"The biggest problem now is that we lack tents, we lack medical equipment, medicine and medical workers," Xinhua quoted Yushu government spokesman Zhuo Huaxia as saying.
More than 85 percent of the houses in Gyegu, almost all of which were made of wood and beaten earth, had collapsed, he said.
Hundreds of locally garrisoned People's Liberation Army (PLA) were digging through the rubble of homes, schools, and other buildings in the hope of finding survivors, Xinhua said.
But a resident of Yushu said in a telephone call that help was not immediately forthcoming.
“We could not retrieve bodies from the rubble immediately after the quake. Our family lives adjacent to a military unit and we requested assistance, but didn’t receive immediate help," the caller said.
"We were told that without orders from higher-ranking authorities, the unit could not begin rescue efforts. By the time the victims were pulled from the rubble, they were already dead.”
Another caller from Gyegu said residents there were forced to wait for help from authorities.
“People affected by the quake complained that no emergency response teams were available, even though the government said it had sent troops."
"Around 300 monks from various monasteries in Tibet are leaving
right now to help the victims," the caller said.
Reports have also trickled out of China, via the microblogging service Twitter, that reporters are being barred from covering the disaster.
Wang Xijun, a reporter with Southern TV Station, said local reporters were being pressured not to travel to the quake site.
"It suddenly feels as if many local TV reporters are having difficulty going to Yushu in a timely fashion. I don’t want to explain the reason," Wang tweeted.
The chief editor of the Beijing branch for Hunan Satellite TV said that a number of reporters had received notices from authorities to return to their offices from Yushu.
"A Chongqing Morning Post reporter suddenly received a notice from related authorities that he must return while en route to Yushu," the editor posted on his Twitter account.
"China's propaganda department has just issued a ban preventing reporters from other provinces from traveling to Yushu. The Shanghai Morning Post and Jiefang Daily already received notices."
Rescue efforts look set to be hampered by strong winds and sleet for the next few days, according to local weather forecasters.

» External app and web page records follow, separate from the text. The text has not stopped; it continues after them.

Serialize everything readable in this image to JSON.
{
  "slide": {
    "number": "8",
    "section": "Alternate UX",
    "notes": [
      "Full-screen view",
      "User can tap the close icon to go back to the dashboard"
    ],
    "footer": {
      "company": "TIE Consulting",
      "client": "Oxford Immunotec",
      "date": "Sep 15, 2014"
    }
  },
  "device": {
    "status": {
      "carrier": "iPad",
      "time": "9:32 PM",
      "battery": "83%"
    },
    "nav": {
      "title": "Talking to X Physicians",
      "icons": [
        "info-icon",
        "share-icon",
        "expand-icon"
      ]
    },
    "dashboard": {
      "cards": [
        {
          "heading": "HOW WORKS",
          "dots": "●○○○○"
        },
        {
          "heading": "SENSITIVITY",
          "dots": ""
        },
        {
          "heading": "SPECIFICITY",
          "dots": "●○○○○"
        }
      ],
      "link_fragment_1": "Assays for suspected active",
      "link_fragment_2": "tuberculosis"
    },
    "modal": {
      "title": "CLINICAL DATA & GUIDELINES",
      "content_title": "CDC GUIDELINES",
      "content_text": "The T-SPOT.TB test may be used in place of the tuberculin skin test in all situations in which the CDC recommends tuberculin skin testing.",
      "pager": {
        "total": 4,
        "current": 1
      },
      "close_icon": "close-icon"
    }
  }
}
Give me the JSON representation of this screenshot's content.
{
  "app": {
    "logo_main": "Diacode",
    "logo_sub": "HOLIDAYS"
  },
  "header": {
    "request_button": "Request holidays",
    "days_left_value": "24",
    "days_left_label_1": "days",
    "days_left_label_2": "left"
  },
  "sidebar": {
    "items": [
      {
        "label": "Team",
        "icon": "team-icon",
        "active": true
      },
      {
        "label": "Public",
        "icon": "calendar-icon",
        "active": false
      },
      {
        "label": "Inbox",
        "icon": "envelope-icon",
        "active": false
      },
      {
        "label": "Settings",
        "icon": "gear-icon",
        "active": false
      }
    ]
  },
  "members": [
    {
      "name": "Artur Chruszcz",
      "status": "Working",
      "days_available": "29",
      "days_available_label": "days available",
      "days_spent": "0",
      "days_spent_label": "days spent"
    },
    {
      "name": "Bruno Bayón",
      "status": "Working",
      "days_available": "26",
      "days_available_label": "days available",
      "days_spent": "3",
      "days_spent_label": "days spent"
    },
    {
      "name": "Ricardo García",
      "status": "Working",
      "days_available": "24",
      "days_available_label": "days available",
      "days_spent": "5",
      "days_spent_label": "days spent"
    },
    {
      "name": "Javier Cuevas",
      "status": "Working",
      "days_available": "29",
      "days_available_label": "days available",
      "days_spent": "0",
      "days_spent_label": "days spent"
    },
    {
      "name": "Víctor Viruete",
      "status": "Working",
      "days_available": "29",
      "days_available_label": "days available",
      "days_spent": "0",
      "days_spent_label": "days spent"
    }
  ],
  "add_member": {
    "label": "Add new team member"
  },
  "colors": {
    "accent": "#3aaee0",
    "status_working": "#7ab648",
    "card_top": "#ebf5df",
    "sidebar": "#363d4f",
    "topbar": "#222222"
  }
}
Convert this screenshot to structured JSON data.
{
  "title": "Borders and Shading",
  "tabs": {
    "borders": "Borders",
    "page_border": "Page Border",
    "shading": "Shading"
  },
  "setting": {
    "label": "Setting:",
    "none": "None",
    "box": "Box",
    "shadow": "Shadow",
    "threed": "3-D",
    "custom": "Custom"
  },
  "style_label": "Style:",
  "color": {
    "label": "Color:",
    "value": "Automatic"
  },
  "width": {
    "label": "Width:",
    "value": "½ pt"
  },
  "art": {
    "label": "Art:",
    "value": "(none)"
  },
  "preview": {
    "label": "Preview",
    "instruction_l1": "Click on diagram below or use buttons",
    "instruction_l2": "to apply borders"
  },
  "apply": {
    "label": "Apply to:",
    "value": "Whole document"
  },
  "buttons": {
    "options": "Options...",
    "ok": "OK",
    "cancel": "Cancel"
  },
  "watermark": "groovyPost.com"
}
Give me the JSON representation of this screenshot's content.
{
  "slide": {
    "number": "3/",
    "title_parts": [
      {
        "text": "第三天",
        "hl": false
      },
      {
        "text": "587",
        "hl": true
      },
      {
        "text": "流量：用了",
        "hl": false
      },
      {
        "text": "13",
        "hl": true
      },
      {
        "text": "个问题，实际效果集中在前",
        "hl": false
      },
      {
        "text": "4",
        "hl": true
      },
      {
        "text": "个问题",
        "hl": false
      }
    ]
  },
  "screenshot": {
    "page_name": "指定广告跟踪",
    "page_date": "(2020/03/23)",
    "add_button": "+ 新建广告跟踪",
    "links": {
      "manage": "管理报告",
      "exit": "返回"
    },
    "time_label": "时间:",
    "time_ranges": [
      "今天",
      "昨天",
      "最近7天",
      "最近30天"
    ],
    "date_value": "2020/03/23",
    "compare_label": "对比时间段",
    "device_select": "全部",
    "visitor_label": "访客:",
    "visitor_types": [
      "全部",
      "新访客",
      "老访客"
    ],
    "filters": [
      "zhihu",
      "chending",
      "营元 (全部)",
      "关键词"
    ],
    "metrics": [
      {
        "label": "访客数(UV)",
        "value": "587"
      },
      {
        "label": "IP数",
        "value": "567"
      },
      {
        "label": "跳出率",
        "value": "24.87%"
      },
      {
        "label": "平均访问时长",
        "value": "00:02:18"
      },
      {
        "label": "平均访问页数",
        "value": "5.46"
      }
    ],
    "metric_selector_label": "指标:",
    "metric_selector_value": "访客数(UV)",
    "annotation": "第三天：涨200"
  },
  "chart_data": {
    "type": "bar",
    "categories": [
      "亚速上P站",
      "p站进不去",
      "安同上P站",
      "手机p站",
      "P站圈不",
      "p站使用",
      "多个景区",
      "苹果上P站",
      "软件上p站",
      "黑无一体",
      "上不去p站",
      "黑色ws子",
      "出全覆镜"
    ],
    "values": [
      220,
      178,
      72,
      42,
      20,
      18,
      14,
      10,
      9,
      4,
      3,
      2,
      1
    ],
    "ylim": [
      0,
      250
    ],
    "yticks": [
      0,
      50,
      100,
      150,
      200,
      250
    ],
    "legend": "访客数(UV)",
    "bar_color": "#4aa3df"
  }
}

Original reporting by Ding Xiao for RFA's Mandarin service, Bi Zhimu for RFA's Cantonese service, and Guru Choegyi for RFA's Tibetan service. Mandarin service director: Jennifer Chou. Cantonese service director: Shiny Li. Tibetan service director: Jigme Ngapo. Written for the Web in English by Luisetta Mudie. Edited by Sarah Jackson-Han.